Seychelles’ stellar economic performance, coupled with its environmental stewardship, has made it a global role model for sustainable development. Famous for its idyllic tourist attractions, the country marches to the beat of its own drum and has struck a harmonious balance between nature, culture and growth
Seychelles is something of a world of its own. Uninhabited by humans for most of recorded history, these tropical islands in the Indian Ocean provided the ideal conditions for the evolution of some of Earth’s most spectacular flora and fauna. It was not until 1502 that the islands were first positively identified by Portuguese sailors, one decade after Europeans landed on the shores of the Americas. The archipelago was subsequently visited by explorers, pirates and merchants on trade routes between Africa and Asia, but not settled until 1770 by French colonists.
After a brief period of independence from France, the British took control of the country in 1811. The British, following in the footsteps of the French, took advantage of the country’s natural abundance both at sea and on land. At the same time, thousands of freed slaves were rescued from Arab traders and resettled on the islands. Eventually, the country became a fully independent nation in 1976 and remains a true melting pot of cultures today.
“We have an incredible mixture of people from all over the world that came here and became a nation, developing our own unique creole culture. Because of these roots, we are very welcoming, as well as being well educated; many Seychellois speak three languages –English, French and Creole – or even more,” says Didier Dogley, the country’s minister of tourism, civil aviation, ports and marine.
And since independence, the development of Seychelles has continued to be extraordinary. Today Seychelles is the only African nation to be part of the World Bank’s “high-income” category. With an economy bolstered by world-class tourism, abundant fish, and a burgeoning financial sector, it has achieved “remarkable” economic performance over the last decade, according to the African Development Bank.

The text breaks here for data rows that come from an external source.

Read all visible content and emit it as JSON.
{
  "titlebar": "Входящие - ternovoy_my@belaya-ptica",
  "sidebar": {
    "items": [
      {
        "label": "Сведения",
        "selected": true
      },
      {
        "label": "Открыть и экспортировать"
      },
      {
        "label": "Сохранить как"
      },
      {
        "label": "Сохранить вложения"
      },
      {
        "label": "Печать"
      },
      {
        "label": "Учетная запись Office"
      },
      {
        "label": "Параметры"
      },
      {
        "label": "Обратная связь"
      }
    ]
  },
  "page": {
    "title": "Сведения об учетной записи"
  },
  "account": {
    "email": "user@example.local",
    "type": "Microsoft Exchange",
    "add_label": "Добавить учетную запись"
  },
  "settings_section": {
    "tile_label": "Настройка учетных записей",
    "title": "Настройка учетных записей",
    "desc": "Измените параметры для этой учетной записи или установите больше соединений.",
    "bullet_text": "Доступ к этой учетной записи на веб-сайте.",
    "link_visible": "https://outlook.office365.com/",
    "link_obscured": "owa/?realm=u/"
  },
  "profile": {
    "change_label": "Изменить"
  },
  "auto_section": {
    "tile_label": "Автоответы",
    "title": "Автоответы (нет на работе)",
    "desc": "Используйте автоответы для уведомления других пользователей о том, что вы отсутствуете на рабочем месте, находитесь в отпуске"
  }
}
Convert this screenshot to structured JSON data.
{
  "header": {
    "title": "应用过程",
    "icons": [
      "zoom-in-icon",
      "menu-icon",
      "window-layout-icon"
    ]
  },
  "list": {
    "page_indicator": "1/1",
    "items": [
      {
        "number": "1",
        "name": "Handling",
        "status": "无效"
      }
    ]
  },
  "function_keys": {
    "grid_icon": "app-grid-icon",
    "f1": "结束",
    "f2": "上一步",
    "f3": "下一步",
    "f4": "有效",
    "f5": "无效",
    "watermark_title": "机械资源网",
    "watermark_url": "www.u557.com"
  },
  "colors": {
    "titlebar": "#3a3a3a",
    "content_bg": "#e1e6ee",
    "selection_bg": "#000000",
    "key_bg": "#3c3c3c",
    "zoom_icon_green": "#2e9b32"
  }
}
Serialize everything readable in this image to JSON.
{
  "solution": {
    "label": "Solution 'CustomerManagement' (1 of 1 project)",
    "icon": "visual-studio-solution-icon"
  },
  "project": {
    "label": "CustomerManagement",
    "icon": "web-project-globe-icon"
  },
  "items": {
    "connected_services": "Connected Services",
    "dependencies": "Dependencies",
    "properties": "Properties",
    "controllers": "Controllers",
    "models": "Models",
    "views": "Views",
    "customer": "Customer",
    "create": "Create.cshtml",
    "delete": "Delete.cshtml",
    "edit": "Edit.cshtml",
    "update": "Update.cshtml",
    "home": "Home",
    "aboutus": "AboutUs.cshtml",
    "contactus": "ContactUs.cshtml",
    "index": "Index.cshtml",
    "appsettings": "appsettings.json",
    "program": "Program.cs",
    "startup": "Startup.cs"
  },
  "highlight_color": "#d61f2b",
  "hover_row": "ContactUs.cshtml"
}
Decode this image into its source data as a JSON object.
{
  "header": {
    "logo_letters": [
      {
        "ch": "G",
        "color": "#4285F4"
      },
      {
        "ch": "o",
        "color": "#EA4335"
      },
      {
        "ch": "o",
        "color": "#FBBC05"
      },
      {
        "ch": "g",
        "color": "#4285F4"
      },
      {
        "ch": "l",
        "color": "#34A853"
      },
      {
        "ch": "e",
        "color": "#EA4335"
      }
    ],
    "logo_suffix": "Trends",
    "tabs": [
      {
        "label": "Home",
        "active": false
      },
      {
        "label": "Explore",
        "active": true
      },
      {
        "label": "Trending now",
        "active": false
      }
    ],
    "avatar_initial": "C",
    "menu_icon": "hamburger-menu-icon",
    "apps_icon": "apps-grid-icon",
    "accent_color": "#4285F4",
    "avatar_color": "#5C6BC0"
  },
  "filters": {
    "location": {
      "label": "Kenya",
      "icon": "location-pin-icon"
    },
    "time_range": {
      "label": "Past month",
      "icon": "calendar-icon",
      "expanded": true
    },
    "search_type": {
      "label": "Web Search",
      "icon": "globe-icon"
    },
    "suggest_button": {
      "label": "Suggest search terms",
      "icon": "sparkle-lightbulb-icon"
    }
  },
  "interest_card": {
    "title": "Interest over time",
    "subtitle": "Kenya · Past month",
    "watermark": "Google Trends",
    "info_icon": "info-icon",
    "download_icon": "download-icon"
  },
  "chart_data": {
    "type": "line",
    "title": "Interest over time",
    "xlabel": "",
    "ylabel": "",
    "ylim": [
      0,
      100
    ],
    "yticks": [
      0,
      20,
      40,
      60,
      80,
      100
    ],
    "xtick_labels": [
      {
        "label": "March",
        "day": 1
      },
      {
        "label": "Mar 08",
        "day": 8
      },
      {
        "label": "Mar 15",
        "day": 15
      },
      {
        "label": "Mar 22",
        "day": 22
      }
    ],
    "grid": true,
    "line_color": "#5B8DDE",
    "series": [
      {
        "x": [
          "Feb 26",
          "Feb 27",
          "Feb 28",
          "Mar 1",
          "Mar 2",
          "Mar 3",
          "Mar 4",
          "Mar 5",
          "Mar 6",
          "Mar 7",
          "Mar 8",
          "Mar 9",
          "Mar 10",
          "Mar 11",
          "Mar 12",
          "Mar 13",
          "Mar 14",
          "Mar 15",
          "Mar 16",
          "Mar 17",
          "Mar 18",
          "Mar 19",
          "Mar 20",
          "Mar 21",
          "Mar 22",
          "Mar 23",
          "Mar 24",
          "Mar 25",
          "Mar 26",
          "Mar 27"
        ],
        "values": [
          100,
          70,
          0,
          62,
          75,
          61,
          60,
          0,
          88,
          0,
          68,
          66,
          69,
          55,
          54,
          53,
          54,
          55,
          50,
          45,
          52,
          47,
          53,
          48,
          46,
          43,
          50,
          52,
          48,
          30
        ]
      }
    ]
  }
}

Seychelles is also singular in its commitment to the environment. The small nation is now one of the biggest voices in the international community around climate change and conservation. In 2016, Seychelles pioneered the first ever debt-swap deal for marine protection, setting aside 15 percent of its marine zone (30 percent by 2021) as protected areas. Likewise, it has set some of the world’s most ambitious targets for renewable energy and is in the process of installing Africa’s first utility-scale floating solar project.
Perhaps it is because of the country’s cosmopolitan culture, or maybe it’s inspiration from the calm blue seas, clean air and abundant wildlife, but this small island nation is clearly doing things right.
The Chinese have long been part of Seychelles’ melting pot of cultures, but recent years have seen cooperation between Seychelles and China reach new heights
Seychelles, a tropical island nation in the Indian Ocean with less than 100,000 people, may seem to have little in common with China, but the two nations have been close partners and allies for decades. Just one day after Seychelles’ independence in June 1976, the two countries established diplomatic ties and the countries’ increasingly global outlooks have led to intensified relations in recent years.
Even before Seychelles was independent, the Chinese have been leaving their mark on this multicultural country, whether it be in the cuisine, culture or the newly rebuilt pagoda in Victoria. The first Chinese arrived in Seychelles in 1863 and the community has blossomed ever since.
Throughout Seychelles’ modern history, the government of China has also been a key development partner.
“Be it in the health system, the education system, the building of our parliamentary house or judicial system, the Chinese government has been very faithful to the development of Seychelles,” said the country’s president, Danny Faure.
Over recent years especially, the countries have tightened ties both politically and culturally. Among several new developments, in 2013 the countries eliminated visa requirements for travel; in 2014 Seychelles launched the first annual Seychelles-China Day celebrations; and in 2016 the Seychelles Botanical Garden inaugurated a Guangzhou Garden as a symbol of cooperation with that Chinese region.
In 2016, Chinese President Xi Jinping also remarked on the strong relationship, saying that China attaches great importance to its relationship with Seychelles and pledging to work to push bilateral relations to new levels.